AVAILABLE DATA:
┏━━
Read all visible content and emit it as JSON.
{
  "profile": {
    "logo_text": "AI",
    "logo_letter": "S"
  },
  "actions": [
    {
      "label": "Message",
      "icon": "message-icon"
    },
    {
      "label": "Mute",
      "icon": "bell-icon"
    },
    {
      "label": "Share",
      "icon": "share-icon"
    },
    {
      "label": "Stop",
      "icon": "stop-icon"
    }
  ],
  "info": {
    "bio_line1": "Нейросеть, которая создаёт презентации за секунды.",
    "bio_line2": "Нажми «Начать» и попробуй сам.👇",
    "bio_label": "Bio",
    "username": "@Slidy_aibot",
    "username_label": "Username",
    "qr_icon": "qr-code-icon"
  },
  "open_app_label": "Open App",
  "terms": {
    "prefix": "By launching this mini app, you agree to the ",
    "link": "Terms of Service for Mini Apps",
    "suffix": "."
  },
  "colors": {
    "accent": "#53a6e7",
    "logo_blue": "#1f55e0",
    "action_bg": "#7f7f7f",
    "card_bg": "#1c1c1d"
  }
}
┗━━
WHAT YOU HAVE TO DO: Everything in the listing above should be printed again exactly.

WRITTEN REPLY:
Read all visible content and emit it as JSON.
{
  "profile": {
    "logo_text": "AI",
    "logo_letter": "S"
  },
  "actions": [
    {
      "label": "Message",
      "icon": "message-icon"
    },
    {
      "label": "Mute",
      "icon": "bell-icon"
    },
    {
      "label": "Share",
      "icon": "share-icon"
    },
    {
      "label": "Stop",
      "icon": "stop-icon"
    }
  ],
  "info": {
    "bio_line1": "Нейросеть, которая создаёт презентации за секунды.",
    "bio_line2": "Нажми «Начать» и попробуй сам.👇",
    "bio_label": "Bio",
    "username": "@Slidy_aibot",
    "username_label": "Username",
    "qr_icon": "qr-code-icon"
  },
  "open_app_label": "Open App",
  "terms": {
    "prefix": "By launching this mini app, you agree to the ",
    "link": "Terms of Service for Mini Apps",
    "suffix": "."
  },
  "colors": {
    "accent": "#53a6e7",
    "logo_blue": "#1f55e0",
    "action_bg": "#7f7f7f",
    "card_bg": "#1c1c1d"
  }
}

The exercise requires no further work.